■ WORK TASK ■
Your response should consist of the data that follows, repeated in full without alteration.

■ SOURCE DATA ■
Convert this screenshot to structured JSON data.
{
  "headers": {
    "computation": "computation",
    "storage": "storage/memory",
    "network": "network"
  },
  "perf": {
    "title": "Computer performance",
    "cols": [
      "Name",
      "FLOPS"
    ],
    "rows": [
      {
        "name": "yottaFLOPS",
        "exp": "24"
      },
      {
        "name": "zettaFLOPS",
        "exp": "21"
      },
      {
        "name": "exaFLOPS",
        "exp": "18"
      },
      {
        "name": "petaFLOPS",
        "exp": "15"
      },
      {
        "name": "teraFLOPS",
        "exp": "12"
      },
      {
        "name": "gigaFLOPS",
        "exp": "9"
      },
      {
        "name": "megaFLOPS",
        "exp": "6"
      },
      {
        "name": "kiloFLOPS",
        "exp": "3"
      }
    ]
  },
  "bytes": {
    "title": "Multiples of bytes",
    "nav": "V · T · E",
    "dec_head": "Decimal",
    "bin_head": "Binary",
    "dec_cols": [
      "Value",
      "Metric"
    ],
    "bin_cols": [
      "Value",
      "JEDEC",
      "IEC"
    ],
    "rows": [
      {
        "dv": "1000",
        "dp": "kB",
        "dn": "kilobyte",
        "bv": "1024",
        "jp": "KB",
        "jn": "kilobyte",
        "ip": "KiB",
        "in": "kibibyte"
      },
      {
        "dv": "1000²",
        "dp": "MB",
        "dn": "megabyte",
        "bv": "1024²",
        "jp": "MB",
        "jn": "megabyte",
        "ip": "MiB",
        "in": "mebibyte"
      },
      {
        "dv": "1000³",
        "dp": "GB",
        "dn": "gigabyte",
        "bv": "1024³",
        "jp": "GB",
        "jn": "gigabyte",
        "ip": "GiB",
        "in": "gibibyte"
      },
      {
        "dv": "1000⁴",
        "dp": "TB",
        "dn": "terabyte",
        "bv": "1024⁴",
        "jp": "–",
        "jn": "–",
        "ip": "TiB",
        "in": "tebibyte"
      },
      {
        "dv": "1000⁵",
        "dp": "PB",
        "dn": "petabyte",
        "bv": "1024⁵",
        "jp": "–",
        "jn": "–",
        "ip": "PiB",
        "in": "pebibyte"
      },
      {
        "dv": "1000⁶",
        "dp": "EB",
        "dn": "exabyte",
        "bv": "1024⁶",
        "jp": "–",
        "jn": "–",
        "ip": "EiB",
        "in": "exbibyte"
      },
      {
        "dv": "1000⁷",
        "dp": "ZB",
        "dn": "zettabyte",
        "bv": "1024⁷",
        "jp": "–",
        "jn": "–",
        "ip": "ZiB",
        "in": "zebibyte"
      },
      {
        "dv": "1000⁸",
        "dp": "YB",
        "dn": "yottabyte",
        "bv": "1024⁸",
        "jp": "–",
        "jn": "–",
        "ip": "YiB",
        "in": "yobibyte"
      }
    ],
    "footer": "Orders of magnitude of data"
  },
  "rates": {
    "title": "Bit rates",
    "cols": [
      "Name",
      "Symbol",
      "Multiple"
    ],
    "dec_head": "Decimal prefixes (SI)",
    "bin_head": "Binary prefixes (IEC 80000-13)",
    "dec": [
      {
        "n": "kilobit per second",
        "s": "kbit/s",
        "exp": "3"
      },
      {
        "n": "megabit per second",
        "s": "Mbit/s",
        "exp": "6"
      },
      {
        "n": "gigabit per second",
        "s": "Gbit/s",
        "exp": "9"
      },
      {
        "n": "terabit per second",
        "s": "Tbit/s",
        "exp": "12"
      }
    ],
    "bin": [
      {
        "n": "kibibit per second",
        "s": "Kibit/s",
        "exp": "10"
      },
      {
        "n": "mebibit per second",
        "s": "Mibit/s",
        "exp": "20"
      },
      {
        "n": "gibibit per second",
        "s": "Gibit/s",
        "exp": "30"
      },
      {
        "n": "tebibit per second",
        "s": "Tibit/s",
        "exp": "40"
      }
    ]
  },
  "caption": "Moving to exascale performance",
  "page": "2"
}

■ TASK RESULT ■
Convert this screenshot to structured JSON data.
{
  "headers": {
    "computation": "computation",
    "storage": "storage/memory",
    "network": "network"
  },
  "perf": {
    "title": "Computer performance",
    "cols": [
      "Name",
      "FLOPS"
    ],
    "rows": [
      {
        "name": "yottaFLOPS",
        "exp": "24"
      },
      {
        "name": "zettaFLOPS",
        "exp": "21"
      },
      {
        "name": "exaFLOPS",
        "exp": "18"
      },
      {
        "name": "petaFLOPS",
        "exp": "15"
      },
      {
        "name": "teraFLOPS",
        "exp": "12"
      },
      {
        "name": "gigaFLOPS",
        "exp": "9"
      },
      {
        "name": "megaFLOPS",
        "exp": "6"
      },
      {
        "name": "kiloFLOPS",
        "exp": "3"
      }
    ]
  },
  "bytes": {
    "title": "Multiples of bytes",
    "nav": "V · T · E",
    "dec_head": "Decimal",
    "bin_head": "Binary",
    "dec_cols": [
      "Value",
      "Metric"
    ],
    "bin_cols": [
      "Value",
      "JEDEC",
      "IEC"
    ],
    "rows": [
      {
        "dv": "1000",
        "dp": "kB",
        "dn": "kilobyte",
        "bv": "1024",
        "jp": "KB",
        "jn": "kilobyte",
        "ip": "KiB",
        "in": "kibibyte"
      },
      {
        "dv": "1000²",
        "dp": "MB",
        "dn": "megabyte",
        "bv": "1024²",
        "jp": "MB",
        "jn": "megabyte",
        "ip": "MiB",
        "in": "mebibyte"
      },
      {
        "dv": "1000³",
        "dp": "GB",
        "dn": "gigabyte",
        "bv": "1024³",
        "jp": "GB",
        "jn": "gigabyte",
        "ip": "GiB",
        "in": "gibibyte"
      },
      {
        "dv": "1000⁴",
        "dp": "TB",
        "dn": "terabyte",
        "bv": "1024⁴",
        "jp": "–",
        "jn": "–",
        "ip": "TiB",
        "in": "tebibyte"
      },
      {
        "dv": "1000⁵",
        "dp": "PB",
        "dn": "petabyte",
        "bv": "1024⁵",
        "jp": "–",
        "jn": "–",
        "ip": "PiB",
        "in": "pebibyte"
      },
      {
        "dv": "1000⁶",
        "dp": "EB",
        "dn": "exabyte",
        "bv": "1024⁶",
        "jp": "–",
        "jn": "–",
        "ip": "EiB",
        "in": "exbibyte"
      },
      {
        "dv": "1000⁷",
        "dp": "ZB",
        "dn": "zettabyte",
        "bv": "1024⁷",
        "jp": "–",
        "jn": "–",
        "ip": "ZiB",
        "in": "zebibyte"
      },
      {
        "dv": "1000⁸",
        "dp": "YB",
        "dn": "yottabyte",
        "bv": "1024⁸",
        "jp": "–",
        "jn": "–",
        "ip": "YiB",
        "in": "yobibyte"
      }
    ],
    "footer": "Orders of magnitude of data"
  },
  "rates": {
    "title": "Bit rates",
    "cols": [
      "Name",
      "Symbol",
      "Multiple"
    ],
    "dec_head": "Decimal prefixes (SI)",
    "bin_head": "Binary prefixes (IEC 80000-13)",
    "dec": [
      {
        "n": "kilobit per second",
        "s": "kbit/s",
        "exp": "3"
      },
      {
        "n": "megabit per second",
        "s": "Mbit/s",
        "exp": "6"
      },
      {
        "n": "gigabit per second",
        "s": "Gbit/s",
        "exp": "9"
      },
      {
        "n": "terabit per second",
        "s": "Tbit/s",
        "exp": "12"
      }
    ],
    "bin": [
      {
        "n": "kibibit per second",
        "s": "Kibit/s",
        "exp": "10"
      },
      {
        "n": "mebibit per second",
        "s": "Mibit/s",
        "exp": "20"
      },
      {
        "n": "gibibit per second",
        "s": "Gibit/s",
        "exp": "30"
      },
      {
        "n": "tebibit per second",
        "s": "Tibit/s",
        "exp": "40"
      }
    ]
  },
  "caption": "Moving to exascale performance",
  "page": "2"
}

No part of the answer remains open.